─── Source records ───

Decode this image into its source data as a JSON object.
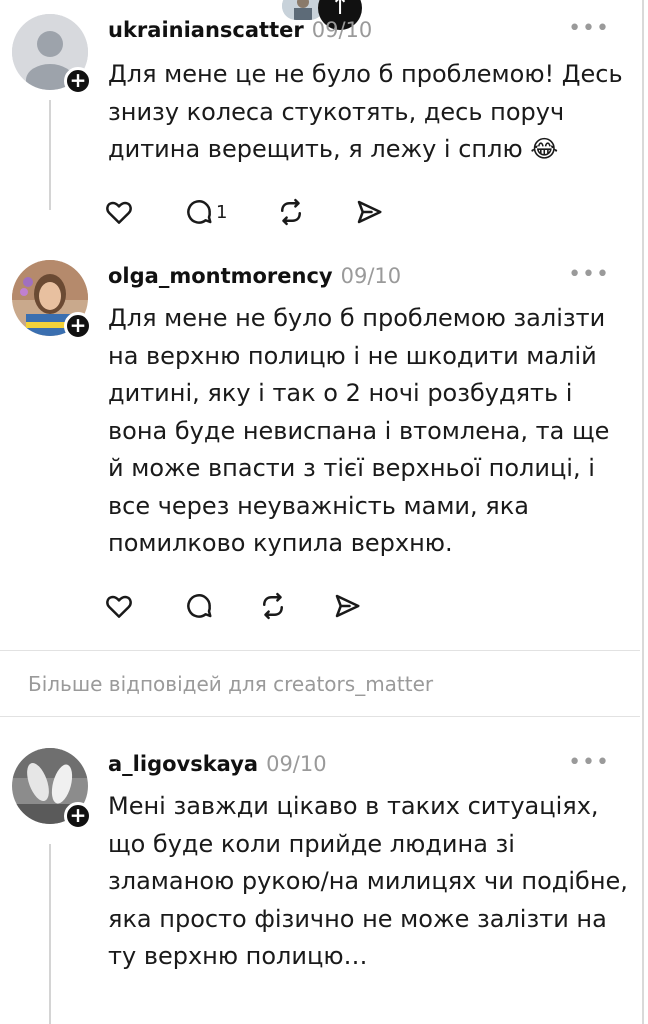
{
  "posts": [
    {
      "username": "ukrainianscatter",
      "date": "09/10",
      "text": "Для мене це не було б проблемою! Десь знизу колеса стукотять, десь поруч дитина верещить, я лежу і сплю 😂",
      "actions": {
        "reply_count": "1"
      }
    },
    {
      "username": "olga_montmorency",
      "date": "09/10",
      "text": "Для мене не було б проблемою залізти на верхню полицю і не шкодити малій дитині, яку і так о 2 ночі розбудять і вона буде невиспана і втомлена, та ще й може впасти з тієї верхньої полиці, і все через неуважність мами, яка помилково купила верхню.",
      "actions": {
        "reply_count": ""
      }
    },
    {
      "username": "a_ligovskaya",
      "date": "09/10",
      "text": "Мені завжди цікаво в таких ситуаціях, що буде коли прийде людина зі зламаною рукою/на милицях чи подібне, яка просто фізично не може залізти на ту верхню полицю…"
    }
  ],
  "more_replies_label": "Більше відповідей для creators_matter",
  "more_label": "•••",
  "icons": [
    "heart-icon",
    "comment-icon",
    "repost-icon",
    "share-icon",
    "plus-icon",
    "arrow-up-icon"
  ]
}
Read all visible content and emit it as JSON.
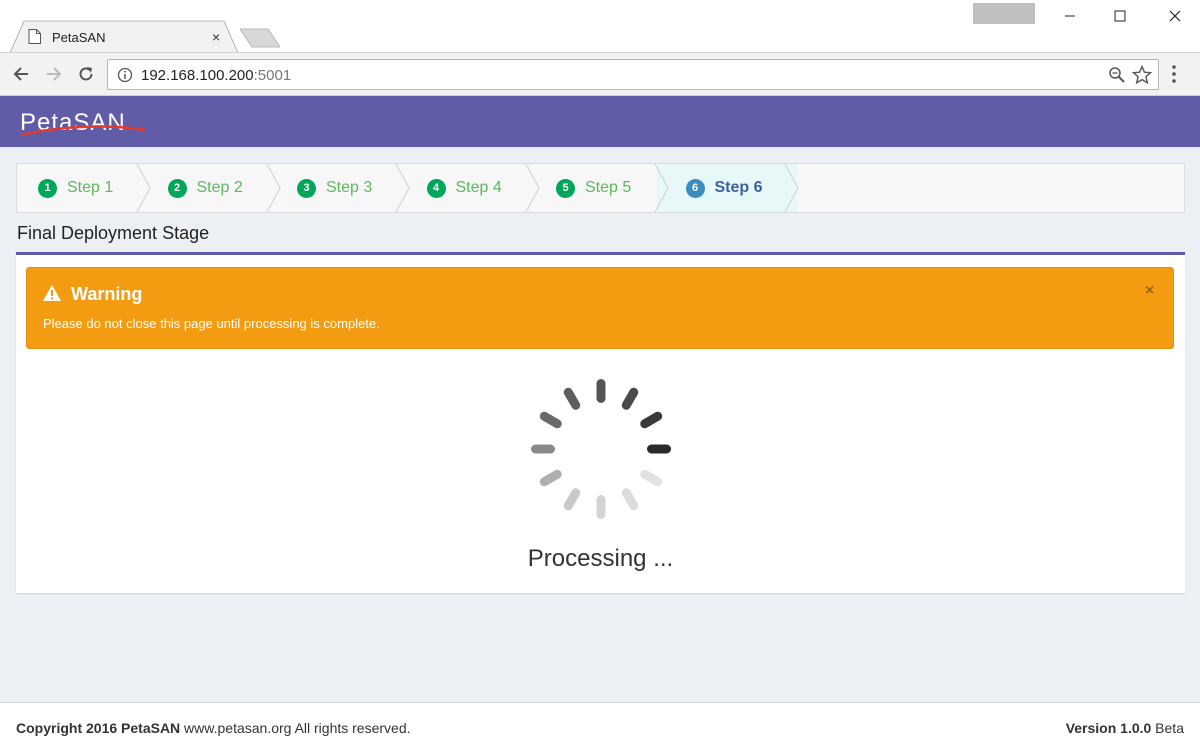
{
  "browser": {
    "tab_title": "PetaSAN",
    "tab_close": "×",
    "url_host": "192.168.100.200",
    "url_port": ":5001",
    "window_minimize": "—",
    "window_maximize": "☐",
    "window_close": "✕"
  },
  "header": {
    "logo_text": "PetaSAN",
    "brand_color": "#605ca8"
  },
  "steps": [
    {
      "num": "1",
      "label": "Step 1",
      "state": "done"
    },
    {
      "num": "2",
      "label": "Step 2",
      "state": "done"
    },
    {
      "num": "3",
      "label": "Step 3",
      "state": "done"
    },
    {
      "num": "4",
      "label": "Step 4",
      "state": "done"
    },
    {
      "num": "5",
      "label": "Step 5",
      "state": "done"
    },
    {
      "num": "6",
      "label": "Step 6",
      "state": "active"
    }
  ],
  "page": {
    "title": "Final Deployment Stage"
  },
  "alert": {
    "title": "Warning",
    "text": "Please do not close this page until processing is complete.",
    "close": "×",
    "color": "#f39c12"
  },
  "status": {
    "processing_text": "Processing ..."
  },
  "footer": {
    "copyright_bold": "Copyright 2016 PetaSAN",
    "copyright_rest": " www.petasan.org All rights reserved.",
    "version_bold": "Version 1.0.0",
    "version_rest": " Beta"
  }
}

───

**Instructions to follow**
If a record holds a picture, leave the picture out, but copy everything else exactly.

**Reply to the exercise**
Decode this image into its source data as a JSON object.
{
  "posts": [
    {
      "username": "ukrainianscatter",
      "date": "09/10",
      "text": "Для мене це не було б проблемою! Десь знизу колеса стукотять, десь поруч дитина верещить, я лежу і сплю 😂",
      "actions": {
        "reply_count": "1"
      }
    },
    {
      "username": "olga_montmorency",
      "date": "09/10",
      "text": "Для мене не було б проблемою залізти на верхню полицю і не шкодити малій дитині, яку і так о 2 ночі розбудять і вона буде невиспана і втомлена, та ще й може впасти з тієї верхньої полиці, і все через неуважність мами, яка помилково купила верхню.",
      "actions": {
        "reply_count": ""
      }
    },
    {
      "username": "a_ligovskaya",
      "date": "09/10",
      "text": "Мені завжди цікаво в таких ситуаціях, що буде коли прийде людина зі зламаною рукою/на милицях чи подібне, яка просто фізично не може залізти на ту верхню полицю…"
    }
  ],
  "more_replies_label": "Більше відповідей для creators_matter",
  "more_label": "•••",
  "icons": [
    "heart-icon",
    "comment-icon",
    "repost-icon",
    "share-icon",
    "plus-icon",
    "arrow-up-icon"
  ]
}
Read all visible content and emit it as JSON.
{
  "browser": {
    "tab_title": "PetaSAN",
    "tab_close": "×",
    "url_host": "192.168.100.200",
    "url_port": ":5001",
    "window_minimize": "—",
    "window_maximize": "☐",
    "window_close": "✕"
  },
  "header": {
    "logo_text": "PetaSAN",
    "brand_color": "#605ca8"
  },
  "steps": [
    {
      "num": "1",
      "label": "Step 1",
      "state": "done"
    },
    {
      "num": "2",
      "label": "Step 2",
      "state": "done"
    },
    {
      "num": "3",
      "label": "Step 3",
      "state": "done"
    },
    {
      "num": "4",
      "label": "Step 4",
      "state": "done"
    },
    {
      "num": "5",
      "label": "Step 5",
      "state": "done"
    },
    {
      "num": "6",
      "label": "Step 6",
      "state": "active"
    }
  ],
  "page": {
    "title": "Final Deployment Stage"
  },
  "alert": {
    "title": "Warning",
    "text": "Please do not close this page until processing is complete.",
    "close": "×",
    "color": "#f39c12"
  },
  "status": {
    "processing_text": "Processing ..."
  },
  "footer": {
    "copyright_bold": "Copyright 2016 PetaSAN",
    "copyright_rest": " www.petasan.org All rights reserved.",
    "version_bold": "Version 1.0.0",
    "version_rest": " Beta"
  }
}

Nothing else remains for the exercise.